GARCIA-NAVARRO: ...Refer to it in some way? 'Cause I figure...

GRIFFIN: Do I feel like I have to defend the United States? No.

GARCIA-NAVARRO: Not defend - or explain it or, like, make a joke out of it. Or...

GRIFFIN: Well, I mean, that's what we - that's what a comedian does anyway. We're just making light of things that are going on. Or we're pointing out an injustice and trying to make it funny. Or we're trying to ultimately entertain. But, you know, sometimes, some comics - you know, they want to be social justice warriors. I don't ever feel like I have to 'cause I'm already multiracial, multiethnic as it is anyway?

GARCIA-NAVARRO: What is your background?

GRIFFIN: Well, I'm just mixed.


GRIFFIN: You know, I think people want to know what you are, so they know how to hate you, you know?

GARCIA-NAVARRO: Fair enough.

GRIFFIN: So they can put you in a box and say, oh, you can say this, or you can't say this. And I don't subscribe to that. So...

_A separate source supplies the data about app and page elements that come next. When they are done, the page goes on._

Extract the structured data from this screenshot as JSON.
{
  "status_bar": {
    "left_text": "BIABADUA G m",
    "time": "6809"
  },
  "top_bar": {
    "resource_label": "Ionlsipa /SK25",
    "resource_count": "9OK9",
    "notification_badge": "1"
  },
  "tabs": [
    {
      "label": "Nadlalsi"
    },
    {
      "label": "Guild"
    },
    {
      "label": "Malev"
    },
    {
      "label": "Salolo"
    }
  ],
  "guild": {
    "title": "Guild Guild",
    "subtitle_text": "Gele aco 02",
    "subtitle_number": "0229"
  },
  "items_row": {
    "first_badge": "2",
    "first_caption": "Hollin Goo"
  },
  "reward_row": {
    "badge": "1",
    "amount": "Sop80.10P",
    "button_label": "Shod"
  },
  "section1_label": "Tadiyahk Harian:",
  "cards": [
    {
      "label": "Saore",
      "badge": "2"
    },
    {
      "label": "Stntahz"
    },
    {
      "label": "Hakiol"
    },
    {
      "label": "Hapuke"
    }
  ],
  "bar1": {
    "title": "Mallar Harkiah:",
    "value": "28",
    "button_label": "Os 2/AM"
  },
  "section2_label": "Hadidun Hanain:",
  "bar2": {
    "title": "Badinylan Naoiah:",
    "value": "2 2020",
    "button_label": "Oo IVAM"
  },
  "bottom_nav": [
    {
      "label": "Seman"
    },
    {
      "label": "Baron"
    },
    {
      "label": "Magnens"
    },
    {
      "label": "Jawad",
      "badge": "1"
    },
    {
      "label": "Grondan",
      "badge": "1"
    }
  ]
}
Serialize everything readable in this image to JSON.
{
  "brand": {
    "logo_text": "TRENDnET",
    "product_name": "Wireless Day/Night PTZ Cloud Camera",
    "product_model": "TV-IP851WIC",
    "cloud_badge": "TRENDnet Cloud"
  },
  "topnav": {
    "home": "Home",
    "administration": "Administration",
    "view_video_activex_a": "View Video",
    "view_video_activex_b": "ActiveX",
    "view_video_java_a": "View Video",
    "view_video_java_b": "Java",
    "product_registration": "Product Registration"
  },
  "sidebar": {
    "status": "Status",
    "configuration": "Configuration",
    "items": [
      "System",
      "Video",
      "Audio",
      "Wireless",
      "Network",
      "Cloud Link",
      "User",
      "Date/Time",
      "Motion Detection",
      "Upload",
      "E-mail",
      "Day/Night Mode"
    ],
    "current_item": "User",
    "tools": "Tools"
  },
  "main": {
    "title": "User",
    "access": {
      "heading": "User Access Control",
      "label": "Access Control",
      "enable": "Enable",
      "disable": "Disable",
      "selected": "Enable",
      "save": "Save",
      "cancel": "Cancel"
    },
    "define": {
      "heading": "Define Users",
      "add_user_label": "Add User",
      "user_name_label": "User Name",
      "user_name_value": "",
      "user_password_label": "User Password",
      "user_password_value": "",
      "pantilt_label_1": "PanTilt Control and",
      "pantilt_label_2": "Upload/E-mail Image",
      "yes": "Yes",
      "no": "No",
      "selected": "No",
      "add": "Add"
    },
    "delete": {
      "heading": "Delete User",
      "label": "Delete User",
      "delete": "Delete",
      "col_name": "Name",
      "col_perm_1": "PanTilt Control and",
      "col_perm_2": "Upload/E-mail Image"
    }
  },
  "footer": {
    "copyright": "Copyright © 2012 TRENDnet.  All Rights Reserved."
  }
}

GRIFFIN: ...I'm racially ambiguous.

GARCIA-NAVARRO: It's my first time being outside of the United States since the election. And the question I most frequently get asked is, what is happening down there?

GRIFFIN: Yeah, yeah. I know. I think they feel like we have to answer for the choice that we made.

GARCIA-NAVARRO: Does it get a laugh overseas?

GRIFFIN: I mean, I used to have a lot of jokes about the election pre-election. But once he got in office - and then it just made people uncomfortable. Like, I felt like people were like, this is too real. You know, even I - look, I have not been having a good time on my last three weeks of doing comedy in the United States. I was in Tennessee. I was in St. Louis. And it's just, like, liberals are too sensitive, and conservatives are too angry.

GARCIA-NAVARRO: So where do you find comedy then?

GRIFFIN: I know. You tell me. That's exactly the problem.

GARCIA-NAVARRO: I'm not the comic (laughter).

GRIFFIN: I know but that's exactly the dilemma I think a lot of comics are facing right now. It's, like, when things are even-keeled, then you can be edgy. But we're closer to that stuff. So it makes people a little bit more sensitive, a little bit more heightened.

GARCIA-NAVARRO: So what happened in places when you were, like, in these places that you said you had a rough time?

GRIFFIN: Well, it's because, like, if you're not on the side of the liberal warriors, then people are going to be like, oh, well, this means you hate women. This means that, you know, he hates blacks. He hates Mexicans. He hates Jews. He hates gays. You know, and then you have, like - I'm at a club. And I'll say, hey, where are the Trump supporters? And if I say anything bad about Trump, then they're just, like, you know, cursing at me. And people are walking out. And I got - you won (laughter). Your guy's in office. Why are you storming out? I feel like if I handed out a paper before every show, and I said, tell me what you want me to talk about, it would be nothing on there. But it's just I've got to say, sometimes, it's not fun anymore.

GARCIA-NAVARRO: That was comedian Erik Griffin. Transcript provided by NPR, Copyright NPR.